# Problem description
Go through the material below and copy all lines with "into".

###

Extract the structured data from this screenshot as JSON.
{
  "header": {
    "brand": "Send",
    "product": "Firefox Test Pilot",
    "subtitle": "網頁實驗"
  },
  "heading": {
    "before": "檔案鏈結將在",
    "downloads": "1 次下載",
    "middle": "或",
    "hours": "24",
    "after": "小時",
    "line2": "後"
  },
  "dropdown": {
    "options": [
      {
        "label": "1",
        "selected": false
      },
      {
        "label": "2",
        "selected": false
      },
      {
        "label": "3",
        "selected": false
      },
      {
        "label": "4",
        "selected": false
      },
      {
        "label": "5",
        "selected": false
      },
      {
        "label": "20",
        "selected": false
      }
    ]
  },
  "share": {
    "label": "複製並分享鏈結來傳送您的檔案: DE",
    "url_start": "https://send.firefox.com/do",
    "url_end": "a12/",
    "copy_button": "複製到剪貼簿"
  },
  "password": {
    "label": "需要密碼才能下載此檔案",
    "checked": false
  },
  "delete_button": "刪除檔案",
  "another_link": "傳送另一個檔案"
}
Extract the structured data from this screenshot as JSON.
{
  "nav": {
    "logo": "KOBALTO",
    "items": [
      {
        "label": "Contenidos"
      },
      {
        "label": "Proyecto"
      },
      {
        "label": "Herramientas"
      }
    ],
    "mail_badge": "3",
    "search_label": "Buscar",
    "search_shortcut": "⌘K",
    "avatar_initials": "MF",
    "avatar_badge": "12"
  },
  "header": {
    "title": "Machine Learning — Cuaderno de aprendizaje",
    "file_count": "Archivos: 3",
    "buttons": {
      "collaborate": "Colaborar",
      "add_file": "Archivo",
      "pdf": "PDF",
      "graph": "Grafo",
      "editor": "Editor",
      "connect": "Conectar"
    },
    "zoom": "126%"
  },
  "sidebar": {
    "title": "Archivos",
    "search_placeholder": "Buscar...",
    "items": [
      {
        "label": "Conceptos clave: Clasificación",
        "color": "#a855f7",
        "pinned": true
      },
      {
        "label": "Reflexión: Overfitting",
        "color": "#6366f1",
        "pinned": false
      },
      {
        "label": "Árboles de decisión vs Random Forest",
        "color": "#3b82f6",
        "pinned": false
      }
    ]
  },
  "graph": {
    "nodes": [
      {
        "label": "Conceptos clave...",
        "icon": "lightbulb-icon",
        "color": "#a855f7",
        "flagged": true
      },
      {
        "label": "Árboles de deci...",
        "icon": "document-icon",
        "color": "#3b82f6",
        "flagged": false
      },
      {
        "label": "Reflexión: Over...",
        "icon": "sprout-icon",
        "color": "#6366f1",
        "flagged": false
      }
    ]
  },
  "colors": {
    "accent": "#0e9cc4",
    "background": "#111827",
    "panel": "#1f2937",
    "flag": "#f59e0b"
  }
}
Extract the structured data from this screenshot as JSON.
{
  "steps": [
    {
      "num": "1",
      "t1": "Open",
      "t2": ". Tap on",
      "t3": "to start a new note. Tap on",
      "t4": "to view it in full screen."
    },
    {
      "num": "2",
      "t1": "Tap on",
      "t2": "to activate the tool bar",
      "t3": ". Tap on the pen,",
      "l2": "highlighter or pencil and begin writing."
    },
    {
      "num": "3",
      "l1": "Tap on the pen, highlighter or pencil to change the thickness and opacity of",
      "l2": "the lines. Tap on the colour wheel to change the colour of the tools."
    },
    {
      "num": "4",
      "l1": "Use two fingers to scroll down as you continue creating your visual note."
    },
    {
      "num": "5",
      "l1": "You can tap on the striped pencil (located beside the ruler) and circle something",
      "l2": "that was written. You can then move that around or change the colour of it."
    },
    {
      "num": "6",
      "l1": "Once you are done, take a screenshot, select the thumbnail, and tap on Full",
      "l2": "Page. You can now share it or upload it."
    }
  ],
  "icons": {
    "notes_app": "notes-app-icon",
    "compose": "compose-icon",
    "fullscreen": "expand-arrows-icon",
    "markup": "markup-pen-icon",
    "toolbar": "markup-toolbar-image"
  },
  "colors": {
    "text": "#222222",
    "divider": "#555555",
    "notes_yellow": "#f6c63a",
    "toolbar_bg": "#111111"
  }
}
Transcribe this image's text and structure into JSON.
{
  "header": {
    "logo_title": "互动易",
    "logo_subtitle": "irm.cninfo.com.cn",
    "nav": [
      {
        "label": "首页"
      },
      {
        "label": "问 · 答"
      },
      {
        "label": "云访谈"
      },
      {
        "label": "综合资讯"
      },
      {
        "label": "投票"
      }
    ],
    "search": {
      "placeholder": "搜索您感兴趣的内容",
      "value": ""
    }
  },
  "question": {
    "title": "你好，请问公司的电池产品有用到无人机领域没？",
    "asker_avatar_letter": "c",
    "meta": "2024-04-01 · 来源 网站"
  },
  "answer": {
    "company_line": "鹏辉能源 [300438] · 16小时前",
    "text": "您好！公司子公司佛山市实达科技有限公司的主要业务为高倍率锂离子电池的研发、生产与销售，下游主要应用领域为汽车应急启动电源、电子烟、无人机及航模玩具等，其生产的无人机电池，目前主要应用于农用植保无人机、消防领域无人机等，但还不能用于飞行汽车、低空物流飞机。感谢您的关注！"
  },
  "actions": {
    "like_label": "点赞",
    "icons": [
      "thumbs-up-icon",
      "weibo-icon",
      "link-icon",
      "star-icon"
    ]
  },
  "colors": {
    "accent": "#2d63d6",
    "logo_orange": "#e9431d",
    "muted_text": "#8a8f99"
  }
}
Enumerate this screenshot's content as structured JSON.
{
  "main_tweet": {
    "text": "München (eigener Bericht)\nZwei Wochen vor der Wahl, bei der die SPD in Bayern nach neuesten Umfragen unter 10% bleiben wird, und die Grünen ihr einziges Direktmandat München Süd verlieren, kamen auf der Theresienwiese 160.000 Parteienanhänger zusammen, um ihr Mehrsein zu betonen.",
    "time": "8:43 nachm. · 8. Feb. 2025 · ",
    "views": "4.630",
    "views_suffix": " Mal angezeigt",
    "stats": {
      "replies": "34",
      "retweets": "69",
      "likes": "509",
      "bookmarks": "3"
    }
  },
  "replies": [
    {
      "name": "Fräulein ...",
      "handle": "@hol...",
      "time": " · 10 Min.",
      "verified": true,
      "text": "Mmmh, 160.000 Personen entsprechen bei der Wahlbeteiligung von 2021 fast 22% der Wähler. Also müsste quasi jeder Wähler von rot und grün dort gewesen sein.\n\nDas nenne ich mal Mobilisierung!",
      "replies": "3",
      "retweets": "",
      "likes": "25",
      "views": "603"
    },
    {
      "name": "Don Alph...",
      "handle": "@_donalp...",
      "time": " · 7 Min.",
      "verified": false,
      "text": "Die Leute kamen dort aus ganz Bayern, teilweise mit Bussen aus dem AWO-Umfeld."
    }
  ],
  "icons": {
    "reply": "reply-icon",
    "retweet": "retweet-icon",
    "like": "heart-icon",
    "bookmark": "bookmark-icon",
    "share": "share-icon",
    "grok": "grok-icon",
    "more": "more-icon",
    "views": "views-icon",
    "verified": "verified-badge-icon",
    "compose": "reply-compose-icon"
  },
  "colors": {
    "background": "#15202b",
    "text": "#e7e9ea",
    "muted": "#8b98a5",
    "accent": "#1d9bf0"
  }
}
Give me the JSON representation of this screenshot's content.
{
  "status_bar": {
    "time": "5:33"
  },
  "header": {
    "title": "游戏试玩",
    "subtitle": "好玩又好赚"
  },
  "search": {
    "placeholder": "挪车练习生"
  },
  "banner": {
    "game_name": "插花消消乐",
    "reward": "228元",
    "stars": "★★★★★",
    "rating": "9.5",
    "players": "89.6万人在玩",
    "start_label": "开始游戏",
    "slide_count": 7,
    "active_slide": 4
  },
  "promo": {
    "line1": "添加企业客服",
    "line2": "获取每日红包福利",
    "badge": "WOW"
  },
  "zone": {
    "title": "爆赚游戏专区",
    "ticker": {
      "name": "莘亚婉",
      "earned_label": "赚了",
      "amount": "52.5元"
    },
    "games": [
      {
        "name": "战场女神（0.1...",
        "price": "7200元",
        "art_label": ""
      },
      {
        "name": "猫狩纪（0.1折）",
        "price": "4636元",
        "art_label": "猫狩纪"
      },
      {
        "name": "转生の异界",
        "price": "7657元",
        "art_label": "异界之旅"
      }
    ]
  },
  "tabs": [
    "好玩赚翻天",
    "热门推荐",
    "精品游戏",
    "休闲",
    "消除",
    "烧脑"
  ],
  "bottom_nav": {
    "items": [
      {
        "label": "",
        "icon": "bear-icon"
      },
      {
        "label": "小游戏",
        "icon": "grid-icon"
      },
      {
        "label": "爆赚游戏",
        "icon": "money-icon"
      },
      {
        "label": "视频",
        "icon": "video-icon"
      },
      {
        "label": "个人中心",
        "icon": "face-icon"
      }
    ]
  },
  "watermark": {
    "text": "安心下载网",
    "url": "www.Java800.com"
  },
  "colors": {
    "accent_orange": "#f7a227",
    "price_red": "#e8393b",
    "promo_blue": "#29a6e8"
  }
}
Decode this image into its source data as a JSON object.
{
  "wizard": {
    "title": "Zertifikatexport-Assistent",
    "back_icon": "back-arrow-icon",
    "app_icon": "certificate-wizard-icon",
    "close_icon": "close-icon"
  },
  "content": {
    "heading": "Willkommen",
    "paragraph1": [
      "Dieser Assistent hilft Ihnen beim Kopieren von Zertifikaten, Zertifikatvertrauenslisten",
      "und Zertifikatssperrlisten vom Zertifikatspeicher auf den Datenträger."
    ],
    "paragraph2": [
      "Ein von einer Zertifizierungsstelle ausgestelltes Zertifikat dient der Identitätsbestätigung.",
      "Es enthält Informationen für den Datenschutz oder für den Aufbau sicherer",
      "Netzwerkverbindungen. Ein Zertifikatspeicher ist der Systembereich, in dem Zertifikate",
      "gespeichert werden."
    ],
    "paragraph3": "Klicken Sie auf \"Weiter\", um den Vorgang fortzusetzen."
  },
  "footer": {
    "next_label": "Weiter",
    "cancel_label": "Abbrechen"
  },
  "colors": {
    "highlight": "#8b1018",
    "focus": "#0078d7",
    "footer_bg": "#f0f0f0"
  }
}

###

# Your solution
Transcribe this image's text and structure into JSON.
Decode this image into its source data as a JSON object.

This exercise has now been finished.